# [TASK TO CARRY OUT]
Write only the number of lines in the data that include the word "username".

# [ENTRIES PROVIDED]
··········

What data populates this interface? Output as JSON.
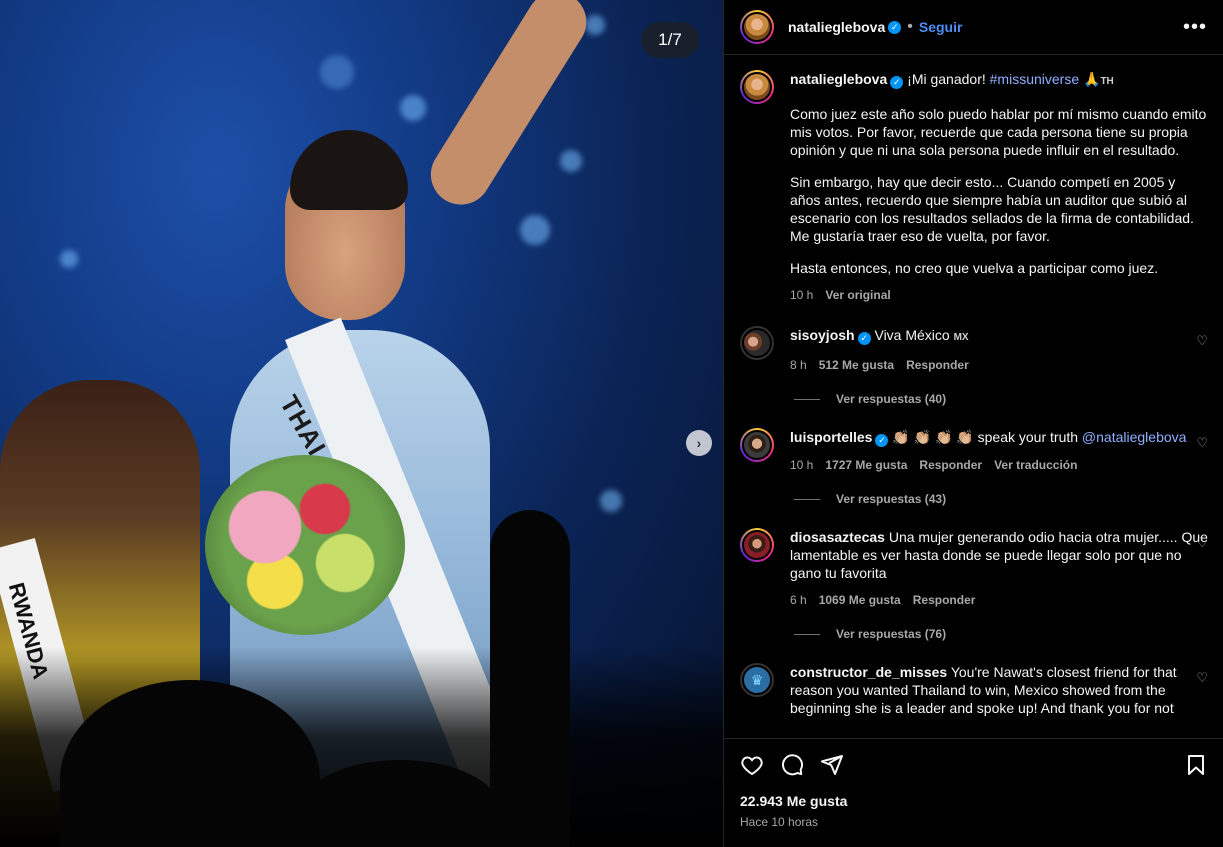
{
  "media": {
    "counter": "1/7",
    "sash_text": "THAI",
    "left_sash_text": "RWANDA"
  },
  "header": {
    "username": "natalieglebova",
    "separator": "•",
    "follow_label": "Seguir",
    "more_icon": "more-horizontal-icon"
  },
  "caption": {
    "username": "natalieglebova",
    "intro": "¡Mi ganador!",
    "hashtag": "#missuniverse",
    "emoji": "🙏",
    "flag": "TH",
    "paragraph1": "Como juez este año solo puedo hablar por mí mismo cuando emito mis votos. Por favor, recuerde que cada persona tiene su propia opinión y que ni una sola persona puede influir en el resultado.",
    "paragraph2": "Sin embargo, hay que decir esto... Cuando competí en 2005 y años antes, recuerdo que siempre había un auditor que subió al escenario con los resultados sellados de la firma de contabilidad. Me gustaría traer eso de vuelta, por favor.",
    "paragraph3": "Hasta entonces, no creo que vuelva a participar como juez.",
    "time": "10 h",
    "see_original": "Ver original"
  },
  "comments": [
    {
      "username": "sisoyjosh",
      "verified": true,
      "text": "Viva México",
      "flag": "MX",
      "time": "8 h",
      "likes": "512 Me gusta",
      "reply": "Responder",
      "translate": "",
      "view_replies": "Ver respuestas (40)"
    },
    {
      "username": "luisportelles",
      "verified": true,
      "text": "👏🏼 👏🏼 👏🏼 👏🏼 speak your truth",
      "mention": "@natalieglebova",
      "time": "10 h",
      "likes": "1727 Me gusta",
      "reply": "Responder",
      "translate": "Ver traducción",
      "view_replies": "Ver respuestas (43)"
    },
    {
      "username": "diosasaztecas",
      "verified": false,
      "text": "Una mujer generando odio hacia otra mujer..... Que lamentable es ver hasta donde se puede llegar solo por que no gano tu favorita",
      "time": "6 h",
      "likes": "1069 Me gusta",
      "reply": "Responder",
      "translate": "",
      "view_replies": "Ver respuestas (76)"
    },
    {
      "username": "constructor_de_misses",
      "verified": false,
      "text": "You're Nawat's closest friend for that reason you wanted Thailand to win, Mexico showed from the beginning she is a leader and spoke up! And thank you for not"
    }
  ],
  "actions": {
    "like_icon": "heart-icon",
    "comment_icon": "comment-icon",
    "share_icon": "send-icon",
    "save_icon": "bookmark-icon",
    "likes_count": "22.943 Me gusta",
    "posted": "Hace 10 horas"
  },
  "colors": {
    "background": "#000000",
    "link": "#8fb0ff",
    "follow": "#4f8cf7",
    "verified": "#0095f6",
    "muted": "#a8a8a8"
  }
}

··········

# [EXERCISE RESPONSE]
6